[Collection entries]
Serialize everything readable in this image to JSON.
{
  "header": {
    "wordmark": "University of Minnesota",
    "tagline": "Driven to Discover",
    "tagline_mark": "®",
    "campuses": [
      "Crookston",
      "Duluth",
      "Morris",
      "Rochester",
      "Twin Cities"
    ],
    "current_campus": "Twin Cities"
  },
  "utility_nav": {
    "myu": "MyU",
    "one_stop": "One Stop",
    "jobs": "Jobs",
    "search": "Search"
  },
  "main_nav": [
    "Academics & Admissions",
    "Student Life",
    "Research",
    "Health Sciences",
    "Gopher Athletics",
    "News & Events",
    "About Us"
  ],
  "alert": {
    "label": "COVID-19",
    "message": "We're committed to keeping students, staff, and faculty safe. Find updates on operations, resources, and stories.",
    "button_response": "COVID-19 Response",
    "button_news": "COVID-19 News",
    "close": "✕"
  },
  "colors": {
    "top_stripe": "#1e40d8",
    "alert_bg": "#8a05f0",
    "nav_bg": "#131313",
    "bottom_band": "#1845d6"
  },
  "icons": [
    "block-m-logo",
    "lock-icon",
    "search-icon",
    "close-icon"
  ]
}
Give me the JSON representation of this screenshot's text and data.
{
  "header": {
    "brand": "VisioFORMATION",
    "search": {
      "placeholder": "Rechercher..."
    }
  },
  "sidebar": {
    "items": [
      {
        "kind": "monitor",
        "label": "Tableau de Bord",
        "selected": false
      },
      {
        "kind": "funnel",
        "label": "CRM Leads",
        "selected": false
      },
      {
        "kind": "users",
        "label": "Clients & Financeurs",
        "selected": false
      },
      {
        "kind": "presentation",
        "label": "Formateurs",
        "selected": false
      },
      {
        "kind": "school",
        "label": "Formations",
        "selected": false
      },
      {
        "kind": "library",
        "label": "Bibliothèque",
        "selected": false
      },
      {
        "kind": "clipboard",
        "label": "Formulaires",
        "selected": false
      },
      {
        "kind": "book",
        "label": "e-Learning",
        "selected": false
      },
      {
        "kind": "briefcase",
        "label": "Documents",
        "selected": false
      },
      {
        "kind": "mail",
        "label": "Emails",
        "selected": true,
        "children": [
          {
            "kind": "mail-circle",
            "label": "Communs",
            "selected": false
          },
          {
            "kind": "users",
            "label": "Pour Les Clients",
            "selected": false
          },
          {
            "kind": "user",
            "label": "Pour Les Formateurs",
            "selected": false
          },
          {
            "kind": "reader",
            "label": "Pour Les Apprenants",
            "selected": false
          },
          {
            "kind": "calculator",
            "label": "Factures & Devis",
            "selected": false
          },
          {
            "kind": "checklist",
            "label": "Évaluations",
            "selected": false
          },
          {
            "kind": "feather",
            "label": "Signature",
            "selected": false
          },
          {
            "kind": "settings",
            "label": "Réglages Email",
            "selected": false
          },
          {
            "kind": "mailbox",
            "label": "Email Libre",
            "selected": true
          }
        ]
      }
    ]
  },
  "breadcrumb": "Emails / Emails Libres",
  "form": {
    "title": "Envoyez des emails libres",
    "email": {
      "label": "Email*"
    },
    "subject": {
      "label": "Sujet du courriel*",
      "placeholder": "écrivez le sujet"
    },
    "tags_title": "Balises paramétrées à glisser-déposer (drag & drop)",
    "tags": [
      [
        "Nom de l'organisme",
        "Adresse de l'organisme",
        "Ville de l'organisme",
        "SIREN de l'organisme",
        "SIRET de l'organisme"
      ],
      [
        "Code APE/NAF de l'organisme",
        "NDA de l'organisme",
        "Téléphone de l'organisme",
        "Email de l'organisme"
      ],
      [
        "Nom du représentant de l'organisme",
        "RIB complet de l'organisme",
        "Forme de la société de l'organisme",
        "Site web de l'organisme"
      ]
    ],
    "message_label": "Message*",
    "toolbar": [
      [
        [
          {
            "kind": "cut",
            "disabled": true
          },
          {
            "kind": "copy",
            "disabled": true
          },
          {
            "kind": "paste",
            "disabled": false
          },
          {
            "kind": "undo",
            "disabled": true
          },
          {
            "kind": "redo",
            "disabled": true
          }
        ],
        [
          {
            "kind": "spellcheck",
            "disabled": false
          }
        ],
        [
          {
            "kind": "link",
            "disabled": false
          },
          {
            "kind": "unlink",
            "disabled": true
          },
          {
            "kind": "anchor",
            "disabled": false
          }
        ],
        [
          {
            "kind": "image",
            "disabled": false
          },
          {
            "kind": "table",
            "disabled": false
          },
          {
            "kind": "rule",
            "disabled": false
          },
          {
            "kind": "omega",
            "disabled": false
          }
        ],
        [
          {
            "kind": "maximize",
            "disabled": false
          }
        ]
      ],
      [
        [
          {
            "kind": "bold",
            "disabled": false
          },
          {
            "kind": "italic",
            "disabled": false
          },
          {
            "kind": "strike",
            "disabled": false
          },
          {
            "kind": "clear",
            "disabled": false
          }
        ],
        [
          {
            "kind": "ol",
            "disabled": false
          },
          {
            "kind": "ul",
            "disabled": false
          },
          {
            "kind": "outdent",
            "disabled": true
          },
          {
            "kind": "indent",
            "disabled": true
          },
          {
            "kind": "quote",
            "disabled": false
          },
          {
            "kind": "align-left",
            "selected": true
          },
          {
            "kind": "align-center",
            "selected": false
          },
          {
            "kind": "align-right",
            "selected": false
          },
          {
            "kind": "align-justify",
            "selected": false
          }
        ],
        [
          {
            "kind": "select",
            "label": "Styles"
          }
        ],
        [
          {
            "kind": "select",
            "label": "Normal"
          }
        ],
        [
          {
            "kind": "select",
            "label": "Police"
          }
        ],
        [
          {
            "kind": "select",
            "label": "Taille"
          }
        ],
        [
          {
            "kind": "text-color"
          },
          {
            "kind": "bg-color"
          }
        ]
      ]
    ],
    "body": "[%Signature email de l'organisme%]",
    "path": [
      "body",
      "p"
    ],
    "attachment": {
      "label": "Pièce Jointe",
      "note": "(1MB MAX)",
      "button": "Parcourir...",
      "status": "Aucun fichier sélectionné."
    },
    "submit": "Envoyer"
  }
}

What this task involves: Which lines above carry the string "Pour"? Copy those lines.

Solution for this exercise:
            "label": "Pour Les Clients",
            "label": "Pour Les Formateurs",
            "label": "Pour Les Apprenants",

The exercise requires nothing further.